- _What to do_: Pull every line holding the word "title" out of the data and copy it.

--- START ---

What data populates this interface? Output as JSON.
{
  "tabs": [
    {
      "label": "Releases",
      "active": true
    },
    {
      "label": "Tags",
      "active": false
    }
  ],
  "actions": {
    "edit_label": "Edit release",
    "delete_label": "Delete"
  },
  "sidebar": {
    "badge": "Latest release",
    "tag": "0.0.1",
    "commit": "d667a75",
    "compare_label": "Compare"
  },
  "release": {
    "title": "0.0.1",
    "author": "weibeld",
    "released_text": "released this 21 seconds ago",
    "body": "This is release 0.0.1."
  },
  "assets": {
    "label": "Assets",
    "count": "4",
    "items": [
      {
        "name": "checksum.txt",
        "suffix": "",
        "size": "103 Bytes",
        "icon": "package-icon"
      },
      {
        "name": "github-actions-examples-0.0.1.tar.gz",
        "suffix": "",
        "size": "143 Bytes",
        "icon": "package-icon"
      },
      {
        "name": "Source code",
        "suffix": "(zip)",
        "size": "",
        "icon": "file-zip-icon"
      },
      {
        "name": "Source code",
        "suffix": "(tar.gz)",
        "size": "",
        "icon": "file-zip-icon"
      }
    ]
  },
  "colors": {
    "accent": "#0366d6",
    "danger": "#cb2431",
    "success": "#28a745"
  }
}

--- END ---
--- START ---

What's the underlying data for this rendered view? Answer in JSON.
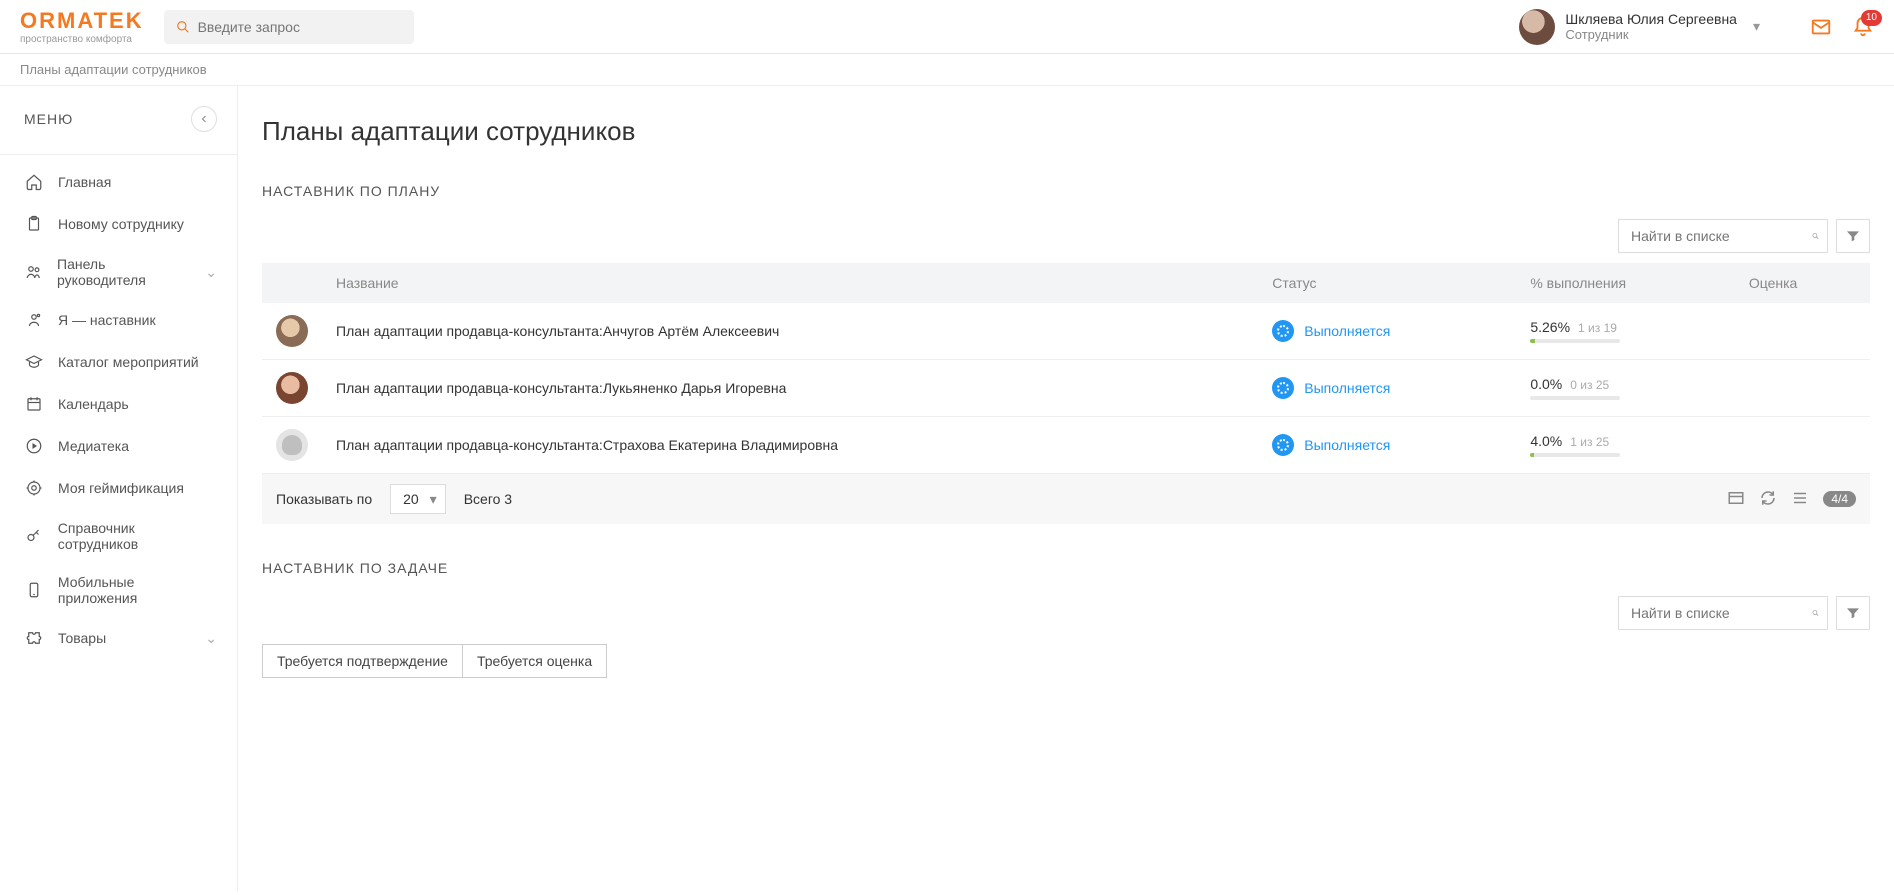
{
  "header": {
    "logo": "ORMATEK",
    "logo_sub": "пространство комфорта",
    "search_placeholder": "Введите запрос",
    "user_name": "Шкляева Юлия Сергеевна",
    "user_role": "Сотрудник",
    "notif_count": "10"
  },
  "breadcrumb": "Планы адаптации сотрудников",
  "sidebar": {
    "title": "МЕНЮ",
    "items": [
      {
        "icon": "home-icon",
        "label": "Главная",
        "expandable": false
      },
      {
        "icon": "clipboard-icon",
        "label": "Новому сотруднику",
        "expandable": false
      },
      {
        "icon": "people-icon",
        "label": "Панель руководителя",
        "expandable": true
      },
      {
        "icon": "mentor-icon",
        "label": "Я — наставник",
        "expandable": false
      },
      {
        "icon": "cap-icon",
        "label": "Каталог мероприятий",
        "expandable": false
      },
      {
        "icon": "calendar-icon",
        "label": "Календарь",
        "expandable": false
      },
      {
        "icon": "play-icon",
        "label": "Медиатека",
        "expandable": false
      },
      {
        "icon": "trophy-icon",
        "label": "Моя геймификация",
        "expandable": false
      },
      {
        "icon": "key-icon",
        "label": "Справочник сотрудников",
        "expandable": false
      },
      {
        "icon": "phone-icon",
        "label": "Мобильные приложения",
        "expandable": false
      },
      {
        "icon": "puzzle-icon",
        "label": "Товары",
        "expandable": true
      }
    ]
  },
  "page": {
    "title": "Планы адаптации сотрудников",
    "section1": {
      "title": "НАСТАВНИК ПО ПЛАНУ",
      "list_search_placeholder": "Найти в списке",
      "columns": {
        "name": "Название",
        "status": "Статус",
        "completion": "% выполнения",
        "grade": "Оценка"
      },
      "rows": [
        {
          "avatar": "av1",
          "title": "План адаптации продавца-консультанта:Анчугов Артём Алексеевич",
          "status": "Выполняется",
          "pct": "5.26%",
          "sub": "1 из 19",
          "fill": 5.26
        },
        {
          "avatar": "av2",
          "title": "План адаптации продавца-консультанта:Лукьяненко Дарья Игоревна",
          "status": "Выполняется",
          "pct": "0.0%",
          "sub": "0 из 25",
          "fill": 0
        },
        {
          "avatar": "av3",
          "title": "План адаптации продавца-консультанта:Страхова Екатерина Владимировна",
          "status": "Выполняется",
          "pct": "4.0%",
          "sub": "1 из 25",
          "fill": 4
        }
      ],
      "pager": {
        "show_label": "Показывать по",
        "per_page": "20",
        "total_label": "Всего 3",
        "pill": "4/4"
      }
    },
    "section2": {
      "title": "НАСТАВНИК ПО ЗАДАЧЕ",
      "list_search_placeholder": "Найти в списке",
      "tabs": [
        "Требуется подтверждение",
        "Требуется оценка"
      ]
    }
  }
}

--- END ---

- _Written reply_:
    "title": "0.0.1",
    "title": "МЕНЮ",
    "title": "Планы адаптации сотрудников",
      "title": "НАСТАВНИК ПО ПЛАНУ",
          "title": "План адаптации продавца-консультанта:Анчугов Артём Алексеевич",
          "title": "План адаптации продавца-консультанта:Лукьяненко Дарья Игоревна",
          "title": "План адаптации продавца-консультанта:Страхова Екатерина Владимировна",
      "title": "НАСТАВНИК ПО ЗАДАЧЕ",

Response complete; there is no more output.